Apolipoproteins play an important role in cell repair and have been found to increase shortly after traumatic brain injury (TBI). In addition, apolipoproteins reduce amyloid-beta (Abeta) accumulation in models of Alzheimer's disease. Considering that TBI induces progressive neurodegeneration including Abeta accumulation, we explored potential long-term changes in the gene and protein expression of apolipoproteins E and J (ApoE and J) over 6 months after injury. Anesthetized male Sprague-Dawley rats were subjected to parasagittal fluid-percussion brain injury and their brains were evaluated at 2, 4, 7, 14 days, and 1 and 6 months after TBI. In situ hybridization, Western blot, and immunohistochemical analysis demonstrated that although there was a prolonged upregulation in both the gene expression and protein concentration of ApoE and J after injury, these responses were uncoupled. Upregulation of ApoE and J mRNA expression lasted from 4 days to 1 month after injury. In contrast, a biphasic increase in protein concentration and number of immunoreactive cells for ApoE and ApoJ was observed, initially peaking at 2 days (i.e., before increased mRNA expression), returning to baseline by 2 weeks and then gradually increasing through 6 months postinjury.

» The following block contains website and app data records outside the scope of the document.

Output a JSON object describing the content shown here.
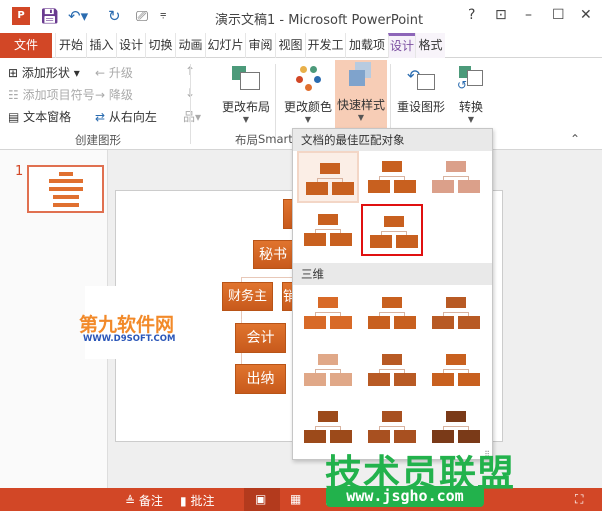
{
  "app": {
    "title": "演示文稿1 - Microsoft PowerPoint",
    "help": "?",
    "brand_color": "#d24726",
    "contextual_color": "#7b4fa0"
  },
  "tabs": [
    "文件",
    "开始",
    "插入",
    "设计",
    "切换",
    "动画",
    "幻灯片",
    "审阅",
    "视图",
    "开发工",
    "加载项",
    "设计",
    "格式"
  ],
  "ribbon": {
    "create": {
      "add_shape": "添加形状",
      "add_bullet": "添加项目符号",
      "text_pane": "文本窗格",
      "promote": "升级",
      "demote": "降级",
      "rtl": "从右向左",
      "label": "创建图形"
    },
    "layout": {
      "change_layout": "更改布局",
      "label": "布局"
    },
    "styles": {
      "change_colors": "更改颜色",
      "quick_styles": "快速样式",
      "label": "SmartA"
    },
    "reset": {
      "reset_graphic": "重设图形",
      "convert": "转换"
    }
  },
  "gallery": {
    "section1": "文档的最佳匹配对象",
    "section2": "三维"
  },
  "slides": {
    "number": "1"
  },
  "diagram": {
    "nodes": [
      "秘书",
      "财务主管",
      "销",
      "会计",
      "出纳"
    ]
  },
  "status": {
    "notes": "备注",
    "comments": "批注"
  },
  "watermarks": {
    "site1": "第九软件网",
    "site1_url": "WWW.D9SOFT.COM",
    "site2": "技术员联盟",
    "site2_url": "www.jsgho.com"
  }
}
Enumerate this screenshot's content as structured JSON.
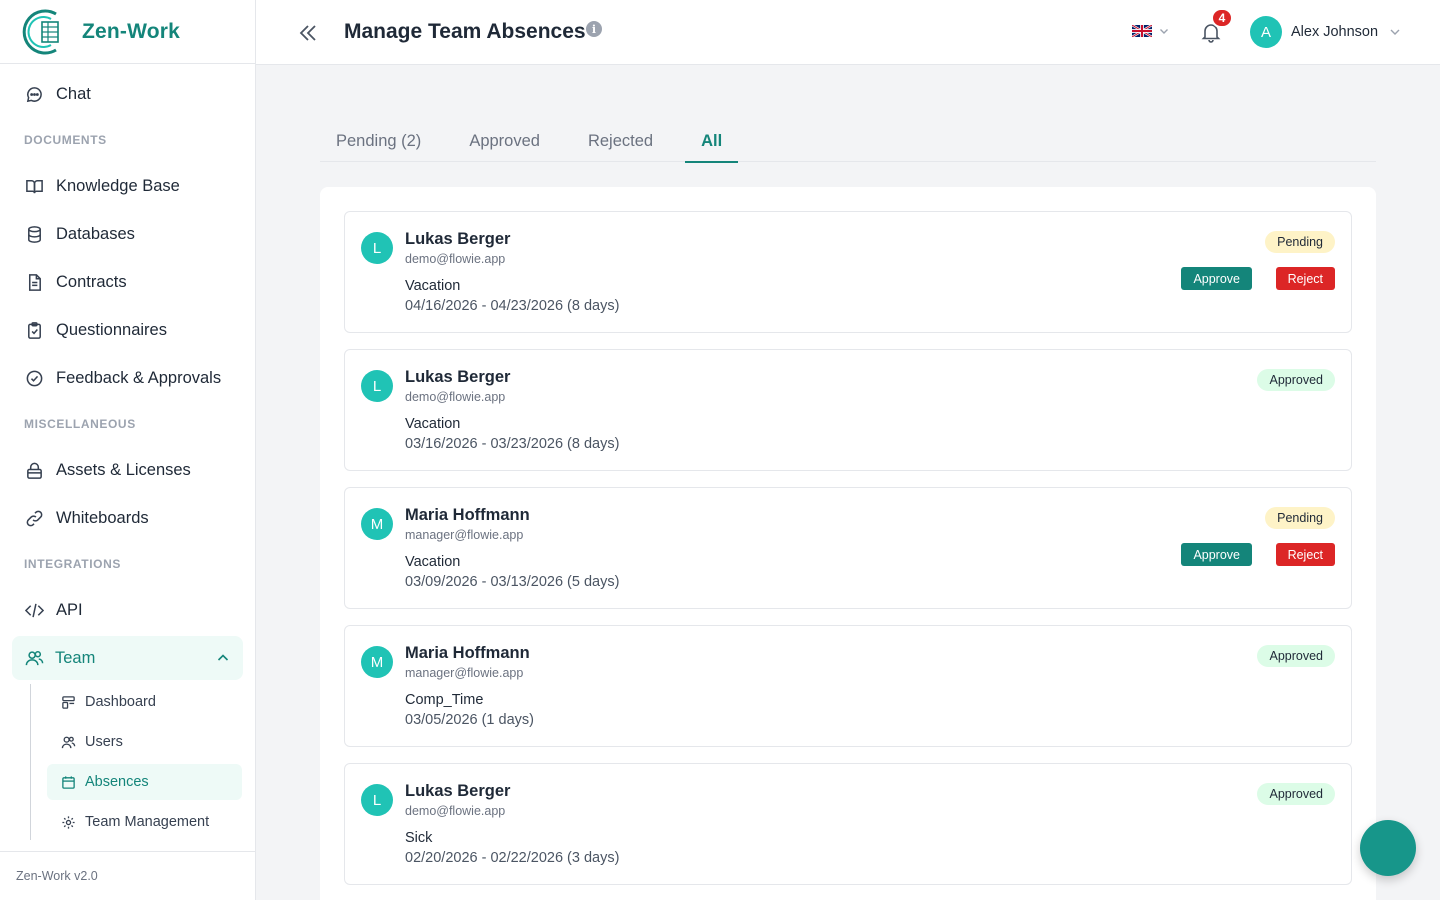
{
  "app": {
    "name": "Zen-Work",
    "version": "Zen-Work v2.0"
  },
  "sidebar": {
    "chat": "Chat",
    "sections": {
      "documents": "DOCUMENTS",
      "misc": "MISCELLANEOUS",
      "integrations": "INTEGRATIONS"
    },
    "documents": [
      "Knowledge Base",
      "Databases",
      "Contracts",
      "Questionnaires",
      "Feedback & Approvals"
    ],
    "misc": [
      "Assets & Licenses",
      "Whiteboards"
    ],
    "integrations": [
      "API"
    ],
    "team": {
      "label": "Team",
      "items": [
        "Dashboard",
        "Users",
        "Absences",
        "Team Management"
      ],
      "active": "Absences"
    }
  },
  "header": {
    "title": "Manage Team Absences",
    "notification_count": "4",
    "user": {
      "initial": "A",
      "name": "Alex Johnson"
    }
  },
  "tabs": [
    "Pending (2)",
    "Approved",
    "Rejected",
    "All"
  ],
  "active_tab": "All",
  "actions": {
    "approve": "Approve",
    "reject": "Reject"
  },
  "absences": [
    {
      "initial": "L",
      "name": "Lukas Berger",
      "email": "demo@flowie.app",
      "type": "Vacation",
      "dates": "04/16/2026 - 04/23/2026 (8 days)",
      "status": "Pending"
    },
    {
      "initial": "L",
      "name": "Lukas Berger",
      "email": "demo@flowie.app",
      "type": "Vacation",
      "dates": "03/16/2026 - 03/23/2026 (8 days)",
      "status": "Approved"
    },
    {
      "initial": "M",
      "name": "Maria Hoffmann",
      "email": "manager@flowie.app",
      "type": "Vacation",
      "dates": "03/09/2026 - 03/13/2026 (5 days)",
      "status": "Pending"
    },
    {
      "initial": "M",
      "name": "Maria Hoffmann",
      "email": "manager@flowie.app",
      "type": "Comp_Time",
      "dates": "03/05/2026 (1 days)",
      "status": "Approved"
    },
    {
      "initial": "L",
      "name": "Lukas Berger",
      "email": "demo@flowie.app",
      "type": "Sick",
      "dates": "02/20/2026 - 02/22/2026 (3 days)",
      "status": "Approved"
    }
  ]
}
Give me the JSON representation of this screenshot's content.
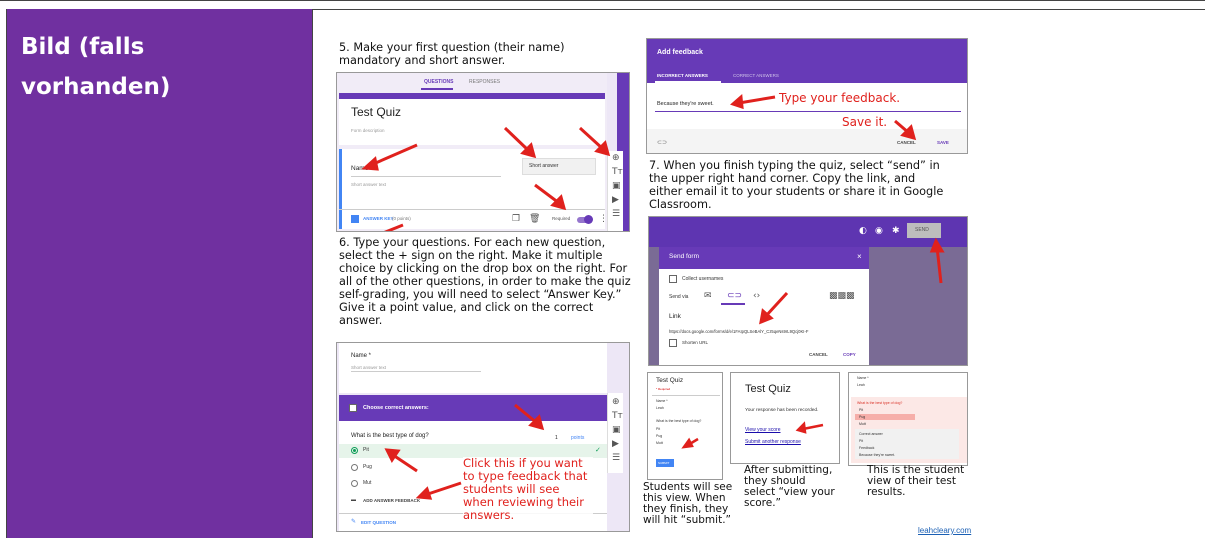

In addition, ApoE and J were found to colocalize with Abeta accumulation in neurons and astrocytes at 1-6 months after injury. Collectively, these data suggest that ApoE and J play a role in the acute sequelae of brain trauma and reemerge long after the initial insult, potentially to modulate progressive neurodegenerative changes.
(c) 2005 Wiley-Liss, Inc.